The telephone rang at 6am the next morning. It was the hospital. Tony died at 11pm last night and his family arrived at 11.l5pm.
Saturday 10 February
[at the funeral] I looked down at Tony’s body and face. He was lying encased by white satin, quilted and new. His lavalava on, exposing his tattoos. His tie-dyed T-shirt stretched over his chest. The orange-stained bone necklace hung around his neck. His face was wider and larger than before in life and the skin seemed stretched tightly over his bones, making -his face smirk in an evil grimace. He was lying rigid on his back and his hair had been combed flat. It wasn’t him. He had always slept, his hair in chaos, in the foetus position. This was a new Tony I had never met. I could not kiss him and instead stared, unable to speak. I moved away quickly and walked outside, leaving his mother beside him...
I thought of Tony being buried under the earth. But he wasn’t, he was talking to me, right then, inside my head. Go away, Tony, I said to my head.
I walked into the Downtown centre and bought a bus ticket for the next day back to Russell. And then I suddenly asked them to change it and bought a ticket for right then.
I wanted to go home.
In Russell I ate a bistro meal and walked home. The stars nodded a hello but only stating that they were there. My house was neat and clean from all the cleaning I had done before I left.
I lay down in the bed that Tony had slept in and left the French doors open. And this time I wept.

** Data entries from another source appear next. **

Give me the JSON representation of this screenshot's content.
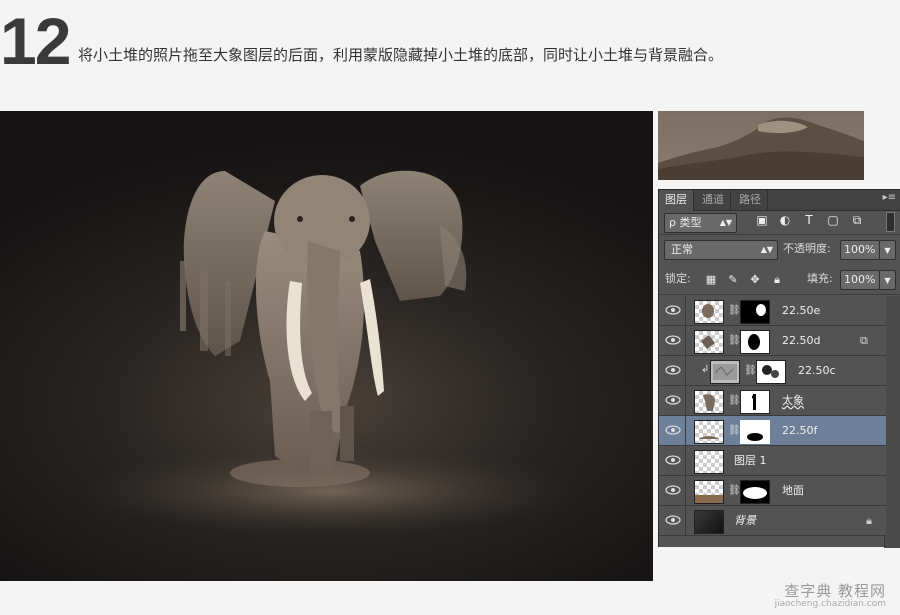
{
  "header": {
    "step_number": "12",
    "instruction": "将小土堆的照片拖至大象图层的后面，利用蒙版隐藏掉小土堆的底部，同时让小土堆与背景融合。"
  },
  "panel": {
    "tabs": [
      "图层",
      "通道",
      "路径"
    ],
    "active_tab": "图层",
    "filter": {
      "label": "ρ 类型"
    },
    "blend_mode": "正常",
    "opacity_label": "不透明度:",
    "opacity_value": "100%",
    "lock_label": "锁定:",
    "fill_label": "填充:",
    "fill_value": "100%",
    "layers": [
      {
        "name": "22.50e"
      },
      {
        "name": "22.50d"
      },
      {
        "name": "22.50c"
      },
      {
        "name": "太象"
      },
      {
        "name": "22.50f"
      },
      {
        "name": "图层 1"
      },
      {
        "name": "地面"
      },
      {
        "name": "背景"
      }
    ],
    "selected_layer": "22.50f"
  },
  "watermark": {
    "main": "查字典 教程网",
    "sub": "jiaocheng.chazidian.com"
  }
}
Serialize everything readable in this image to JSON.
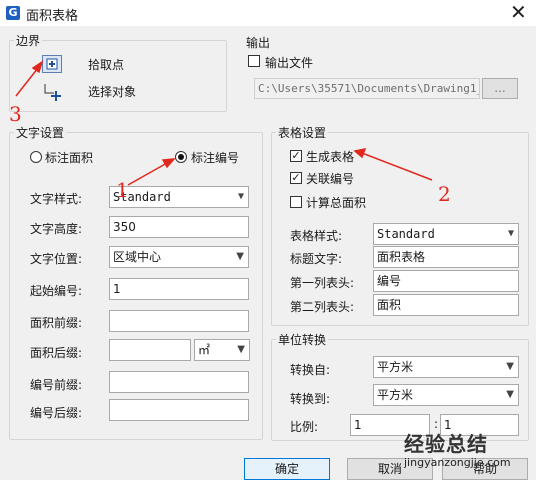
{
  "window": {
    "title": "面积表格",
    "app_icon": "G",
    "close_glyph": "✕"
  },
  "boundary": {
    "title": "边界",
    "pick_point_label": "拾取点",
    "select_objects_label": "选择对象"
  },
  "output": {
    "title": "输出",
    "output_file_label": "输出文件",
    "output_file_checked": false,
    "path_value": "C:\\Users\\35571\\Documents\\Drawing1_",
    "browse_label": "..."
  },
  "text_settings": {
    "title": "文字设置",
    "radio_area_label": "标注面积",
    "radio_number_label": "标注编号",
    "selected": "标注编号",
    "style_label": "文字样式:",
    "style_value": "Standard",
    "height_label": "文字高度:",
    "height_value": "350",
    "position_label": "文字位置:",
    "position_value": "区域中心",
    "start_number_label": "起始编号:",
    "start_number_value": "1",
    "area_prefix_label": "面积前缀:",
    "area_prefix_value": "",
    "area_suffix_label": "面积后缀:",
    "area_suffix_value": "",
    "area_unit_value": "㎡",
    "number_prefix_label": "编号前缀:",
    "number_prefix_value": "",
    "number_suffix_label": "编号后缀:",
    "number_suffix_value": ""
  },
  "table_settings": {
    "title": "表格设置",
    "generate_table_label": "生成表格",
    "generate_table_checked": true,
    "link_number_label": "关联编号",
    "link_number_checked": true,
    "calc_total_label": "计算总面积",
    "calc_total_checked": false,
    "table_style_label": "表格样式:",
    "table_style_value": "Standard",
    "title_text_label": "标题文字:",
    "title_text_value": "面积表格",
    "col1_header_label": "第一列表头:",
    "col1_header_value": "编号",
    "col2_header_label": "第二列表头:",
    "col2_header_value": "面积"
  },
  "unit_conversion": {
    "title": "单位转换",
    "from_label": "转换自:",
    "from_value": "平方米",
    "to_label": "转换到:",
    "to_value": "平方米",
    "ratio_label": "比例:",
    "ratio_left": "1",
    "ratio_sep": ":",
    "ratio_right": "1"
  },
  "buttons": {
    "ok": "确定",
    "cancel": "取消",
    "help": "帮助"
  },
  "annotations": {
    "n1": "1",
    "n2": "2",
    "n3": "3",
    "color": "#e2281e"
  },
  "watermark": {
    "main": "经验总结",
    "url": "jingyanzongjie.com"
  }
}
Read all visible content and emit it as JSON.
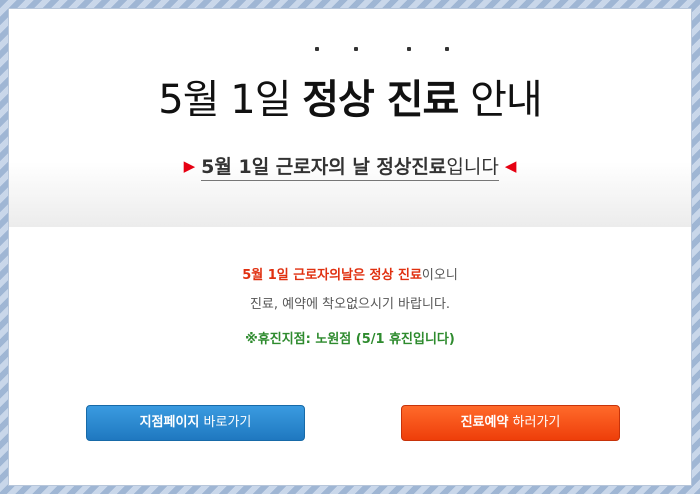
{
  "title": {
    "part1": "5월 1일 ",
    "emphasis": "정상 진료",
    "part2": " 안내"
  },
  "subtitle": {
    "left_arrow": "▶",
    "bold_text": "5월 1일 근로자의 날 정상진료",
    "normal_text": "입니다",
    "right_arrow": "◀"
  },
  "message": {
    "line1_red": "5월 1일 근로자의날은 정상 진료",
    "line1_rest": "이오니",
    "line2": "진료, 예약에 착오없으시기 바랍니다.",
    "line3": "※휴진지점: 노원점 (5/1 휴진입니다)"
  },
  "buttons": {
    "branch_bold": "지점페이지",
    "branch_rest": " 바로가기",
    "reserve_bold": "진료예약",
    "reserve_rest": " 하러가기"
  },
  "colors": {
    "accent_red": "#e60012",
    "branch_button": "#2a8bd4",
    "reserve_button": "#f24f14",
    "notice_green": "#2e8b2e"
  }
}
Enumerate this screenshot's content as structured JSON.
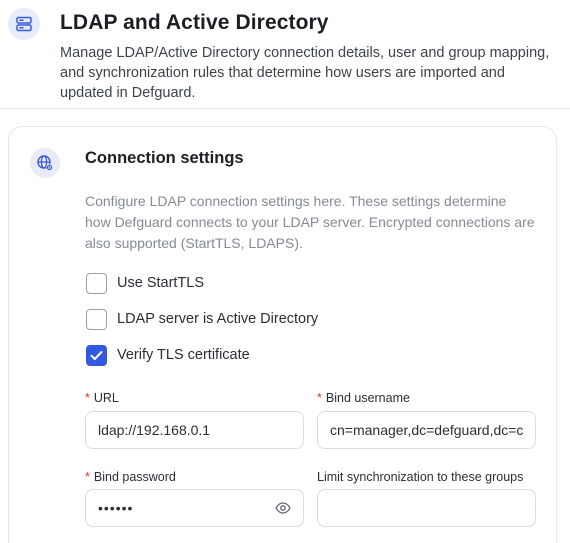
{
  "header": {
    "title": "LDAP and Active Directory",
    "description": "Manage LDAP/Active Directory connection details, user and group mapping, and synchronization rules that determine how users are imported and updated in Defguard.",
    "icon": "server-icon"
  },
  "connection": {
    "title": "Connection settings",
    "icon": "globe-settings-icon",
    "description": "Configure LDAP connection settings here. These settings determine how Defguard connects to your LDAP server. Encrypted connections are also supported (StartTLS, LDAPS).",
    "checkboxes": [
      {
        "label": "Use StartTLS",
        "checked": false
      },
      {
        "label": "LDAP server is Active Directory",
        "checked": false
      },
      {
        "label": "Verify TLS certificate",
        "checked": true
      }
    ],
    "fields": {
      "url": {
        "label": "URL",
        "required": true,
        "value": "ldap://192.168.0.1"
      },
      "bind_username": {
        "label": "Bind username",
        "required": true,
        "value": "cn=manager,dc=defguard,dc=c"
      },
      "bind_password": {
        "label": "Bind password",
        "required": true,
        "value": "••••••"
      },
      "sync_groups": {
        "label": "Limit synchronization to these groups",
        "required": false,
        "value": ""
      }
    },
    "required_marker": "*"
  },
  "colors": {
    "accent": "#3359e0",
    "required": "#d63a2f",
    "icon_badge_bg": "#e8ecf8"
  }
}
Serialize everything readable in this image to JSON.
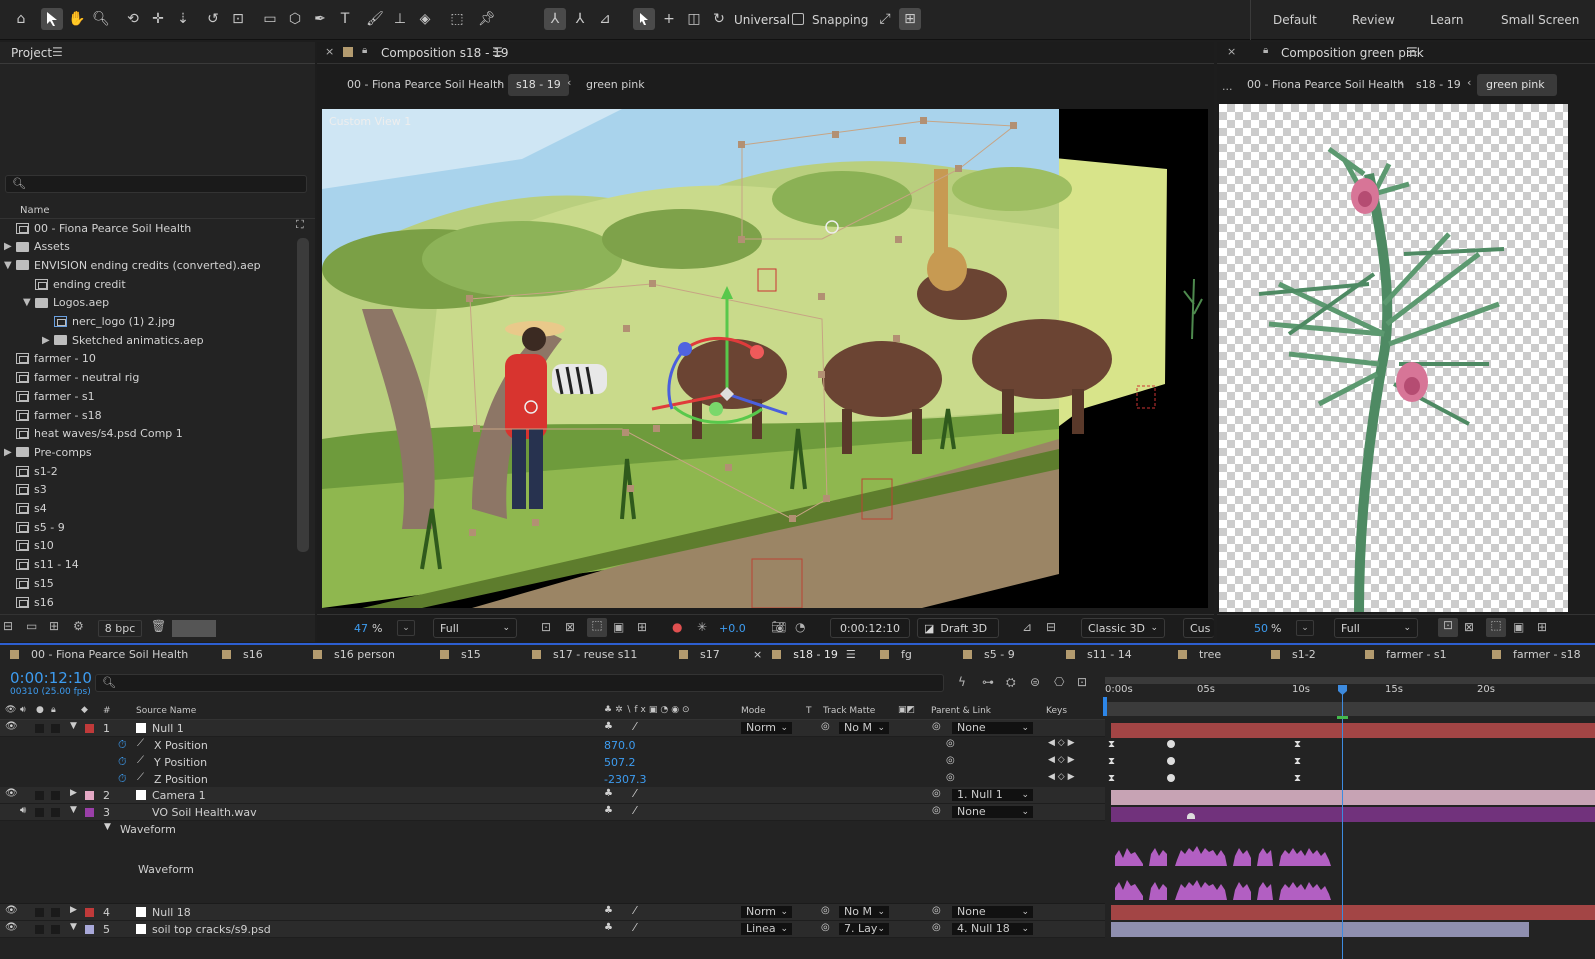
{
  "toolbar": {
    "tools": [
      "home-icon",
      "selection-arrow-icon",
      "hand-icon",
      "zoom-icon",
      "orbit-camera-icon",
      "pan-camera-icon",
      "dolly-camera-icon",
      "rotate-icon",
      "anchor-point-icon",
      "rectangle-icon",
      "cube-icon",
      "pen-icon",
      "type-icon",
      "brush-icon",
      "clone-stamp-icon",
      "eraser-icon",
      "roto-brush-icon",
      "puppet-pin-icon"
    ],
    "axis_mode_label": "Universal",
    "snapping_label": "Snapping",
    "workspaces": [
      "Default",
      "Review",
      "Learn",
      "Small Screen"
    ]
  },
  "project": {
    "title": "Project",
    "search_placeholder": "",
    "column_name": "Name",
    "items": [
      {
        "label": "00 - Fiona Pearce Soil Health",
        "type": "comp",
        "indent": 0,
        "arrow": ""
      },
      {
        "label": "Assets",
        "type": "folder",
        "indent": 0,
        "arrow": "▶"
      },
      {
        "label": "ENVISION ending credits (converted).aep",
        "type": "folder",
        "indent": 0,
        "arrow": "▼"
      },
      {
        "label": "ending credit",
        "type": "comp",
        "indent": 1,
        "arrow": ""
      },
      {
        "label": "Logos.aep",
        "type": "folder",
        "indent": 1,
        "arrow": "▼"
      },
      {
        "label": "nerc_logo (1) 2.jpg",
        "type": "file",
        "indent": 2,
        "arrow": ""
      },
      {
        "label": "Sketched animatics.aep",
        "type": "folder",
        "indent": 2,
        "arrow": "▶"
      },
      {
        "label": "farmer - 10",
        "type": "comp",
        "indent": 0,
        "arrow": ""
      },
      {
        "label": "farmer - neutral rig",
        "type": "comp",
        "indent": 0,
        "arrow": ""
      },
      {
        "label": "farmer - s1",
        "type": "comp",
        "indent": 0,
        "arrow": ""
      },
      {
        "label": "farmer - s18",
        "type": "comp",
        "indent": 0,
        "arrow": ""
      },
      {
        "label": "heat waves/s4.psd Comp 1",
        "type": "comp",
        "indent": 0,
        "arrow": ""
      },
      {
        "label": "Pre-comps",
        "type": "folder",
        "indent": 0,
        "arrow": "▶"
      },
      {
        "label": "s1-2",
        "type": "comp",
        "indent": 0,
        "arrow": ""
      },
      {
        "label": "s3",
        "type": "comp",
        "indent": 0,
        "arrow": ""
      },
      {
        "label": "s4",
        "type": "comp",
        "indent": 0,
        "arrow": ""
      },
      {
        "label": "s5 - 9",
        "type": "comp",
        "indent": 0,
        "arrow": ""
      },
      {
        "label": "s10",
        "type": "comp",
        "indent": 0,
        "arrow": ""
      },
      {
        "label": "s11 - 14",
        "type": "comp",
        "indent": 0,
        "arrow": ""
      },
      {
        "label": "s15",
        "type": "comp",
        "indent": 0,
        "arrow": ""
      },
      {
        "label": "s16",
        "type": "comp",
        "indent": 0,
        "arrow": ""
      }
    ],
    "bpc": "8 bpc"
  },
  "comp_main": {
    "title": "Composition s18 - 19",
    "breadcrumb": [
      "00 - Fiona Pearce Soil Health",
      "s18 - 19",
      "green pink"
    ],
    "view_label": "Custom View 1",
    "zoom": "47",
    "zoom_unit": "%",
    "resolution": "Full",
    "exposure": "+0.0",
    "timecode": "0:00:12:10",
    "draft": "Draft 3D",
    "renderer": "Classic 3D",
    "extra": "Cus"
  },
  "comp_side": {
    "title": "Composition green pink",
    "breadcrumb_more": "...",
    "breadcrumb": [
      "00 - Fiona Pearce Soil Health",
      "s18 - 19",
      "green pink"
    ],
    "zoom": "50",
    "zoom_unit": "%",
    "resolution": "Full"
  },
  "timeline": {
    "tabs": [
      "00 - Fiona Pearce Soil Health",
      "s16",
      "s16 person",
      "s15",
      "s17 - reuse s11",
      "s17",
      "s18 - 19",
      "fg",
      "s5 - 9",
      "s11 - 14",
      "tree",
      "s1-2",
      "farmer - s1",
      "farmer - s18"
    ],
    "active_tab": "s18 - 19",
    "timecode": "0:00:12:10",
    "frame_info": "00310 (25.00 fps)",
    "search_placeholder": "",
    "headers": {
      "hash": "#",
      "source": "Source Name",
      "mode": "Mode",
      "t": "T",
      "matte": "Track Matte",
      "parent": "Parent & Link",
      "keys": "Keys"
    },
    "ruler": [
      "0:00s",
      "05s",
      "10s",
      "15s",
      "20s"
    ],
    "layers": [
      {
        "num": "1",
        "name": "Null 1",
        "color": "#c03a3a",
        "mode": "Norm",
        "matte": "No M",
        "parent": "None"
      },
      {
        "num": "2",
        "name": "Camera 1",
        "color": "#e4a8c4",
        "mode": "",
        "matte": "",
        "parent": "1. Null 1"
      },
      {
        "num": "3",
        "name": "VO Soil Health.wav",
        "color": "#9a3fa8",
        "mode": "",
        "matte": "",
        "parent": "None"
      },
      {
        "num": "4",
        "name": "Null 18",
        "color": "#c03a3a",
        "mode": "Norm",
        "matte": "No M",
        "parent": "None"
      },
      {
        "num": "5",
        "name": "soil top cracks/s9.psd",
        "color": "#a8a8d8",
        "mode": "Linea",
        "matte": "7. Lay",
        "parent": "4. Null 18"
      }
    ],
    "props": [
      {
        "name": "X Position",
        "value": "870.0"
      },
      {
        "name": "Y Position",
        "value": "507.2"
      },
      {
        "name": "Z Position",
        "value": "-2307.3"
      }
    ],
    "waveform_group": "Waveform",
    "waveform_label": "Waveform"
  }
}
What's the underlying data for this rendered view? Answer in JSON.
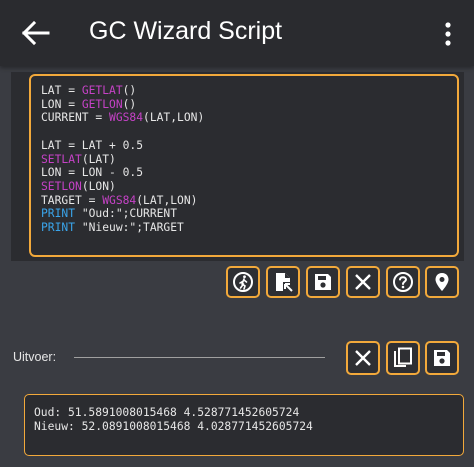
{
  "appbar": {
    "title": "GC Wizard Script",
    "back_icon": "arrow-back-icon",
    "menu_icon": "more-vert-icon"
  },
  "editor": {
    "lines": [
      [
        {
          "t": "LAT = ",
          "c": "plain"
        },
        {
          "t": "GETLAT",
          "c": "fn"
        },
        {
          "t": "()",
          "c": "plain"
        }
      ],
      [
        {
          "t": "LON = ",
          "c": "plain"
        },
        {
          "t": "GETLON",
          "c": "fn"
        },
        {
          "t": "()",
          "c": "plain"
        }
      ],
      [
        {
          "t": "CURRENT = ",
          "c": "plain"
        },
        {
          "t": "WGS84",
          "c": "fn"
        },
        {
          "t": "(LAT,LON)",
          "c": "plain"
        }
      ],
      [],
      [
        {
          "t": "LAT = LAT + 0.5",
          "c": "plain"
        }
      ],
      [
        {
          "t": "SETLAT",
          "c": "fn"
        },
        {
          "t": "(LAT)",
          "c": "plain"
        }
      ],
      [
        {
          "t": "LON = LON - 0.5",
          "c": "plain"
        }
      ],
      [
        {
          "t": "SETLON",
          "c": "fn"
        },
        {
          "t": "(LON)",
          "c": "plain"
        }
      ],
      [
        {
          "t": "TARGET = ",
          "c": "plain"
        },
        {
          "t": "WGS84",
          "c": "fn"
        },
        {
          "t": "(LAT,LON)",
          "c": "plain"
        }
      ],
      [
        {
          "t": "PRINT",
          "c": "kw"
        },
        {
          "t": " \"Oud:\";CURRENT",
          "c": "plain"
        }
      ],
      [
        {
          "t": "PRINT",
          "c": "kw"
        },
        {
          "t": " \"Nieuw:\";TARGET",
          "c": "plain"
        }
      ]
    ]
  },
  "toolbar": {
    "buttons": [
      {
        "name": "run-button",
        "icon": "run-icon"
      },
      {
        "name": "open-file-button",
        "icon": "open-file-icon"
      },
      {
        "name": "save-button",
        "icon": "save-icon"
      },
      {
        "name": "clear-button",
        "icon": "close-icon"
      },
      {
        "name": "help-button",
        "icon": "help-icon"
      },
      {
        "name": "location-button",
        "icon": "location-pin-icon"
      }
    ]
  },
  "output": {
    "label": "Uitvoer:",
    "lines": [
      "Oud: 51.5891008015468 4.528771452605724",
      "Nieuw: 52.0891008015468 4.028771452605724"
    ],
    "buttons": [
      {
        "name": "output-clear-button",
        "icon": "close-icon"
      },
      {
        "name": "output-copy-button",
        "icon": "copy-icon"
      },
      {
        "name": "output-save-button",
        "icon": "save-icon"
      }
    ]
  },
  "colors": {
    "accent": "#f2a93b",
    "function": "#c542c6",
    "keyword": "#3aa4ea",
    "background": "#3a3c42",
    "appbar": "#2a2b2f"
  }
}
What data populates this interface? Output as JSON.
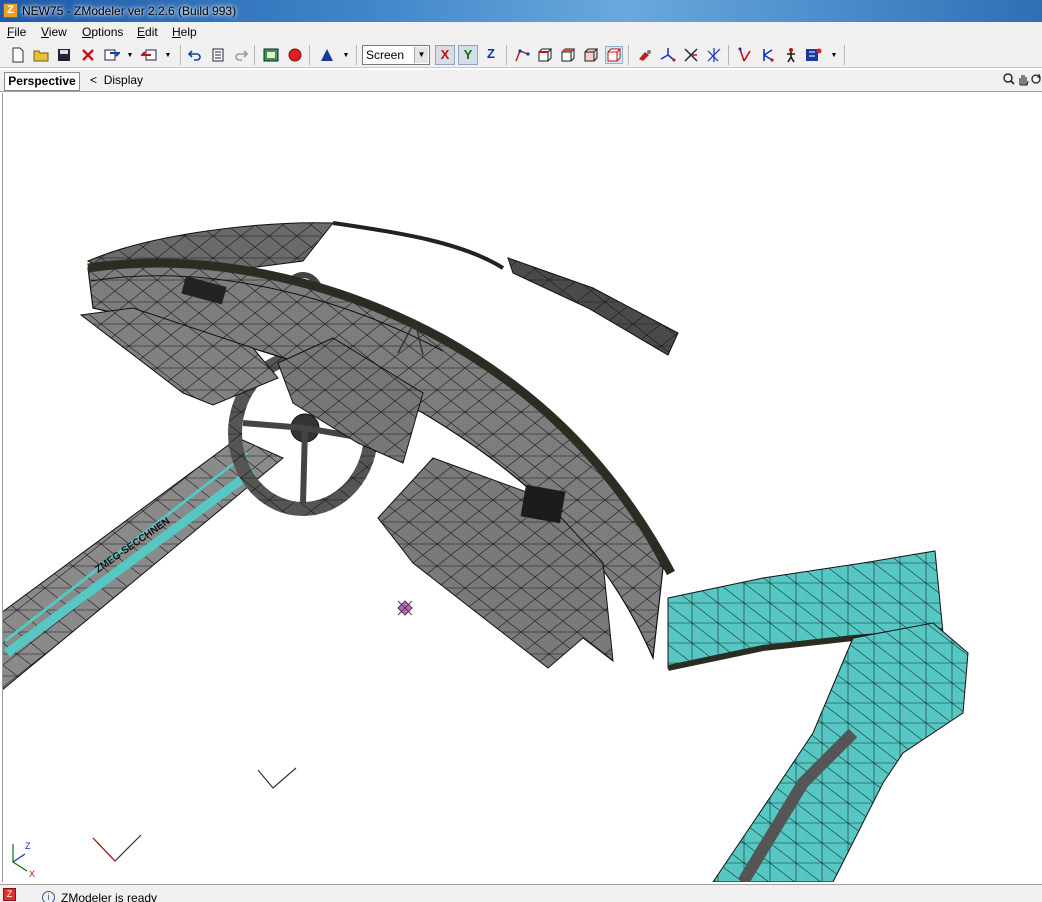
{
  "window": {
    "title": "NEW75 - ZModeler ver 2.2.6 (Build 993)"
  },
  "menu": [
    {
      "accel": "F",
      "rest": "ile"
    },
    {
      "accel": "V",
      "rest": "iew"
    },
    {
      "accel": "O",
      "rest": "ptions"
    },
    {
      "accel": "E",
      "rest": "dit"
    },
    {
      "accel": "H",
      "rest": "elp"
    }
  ],
  "toolbar": {
    "mode_select": "Screen",
    "axes": {
      "x": "X",
      "y": "Y",
      "z": "Z"
    }
  },
  "viewport": {
    "tab": "Perspective",
    "back": "<",
    "display": "Display"
  },
  "model_text": "ZMEG-SECCHNEN",
  "gizmo": {
    "z": "Z",
    "x": "X"
  },
  "status": {
    "text": "ZModeler is ready"
  },
  "colors": {
    "accent_mesh": "#56c7c3",
    "mesh_gray": "#7d7d7d"
  }
}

I lay down in the bed that Tony had slept in and left the French doors open. And this time I wept.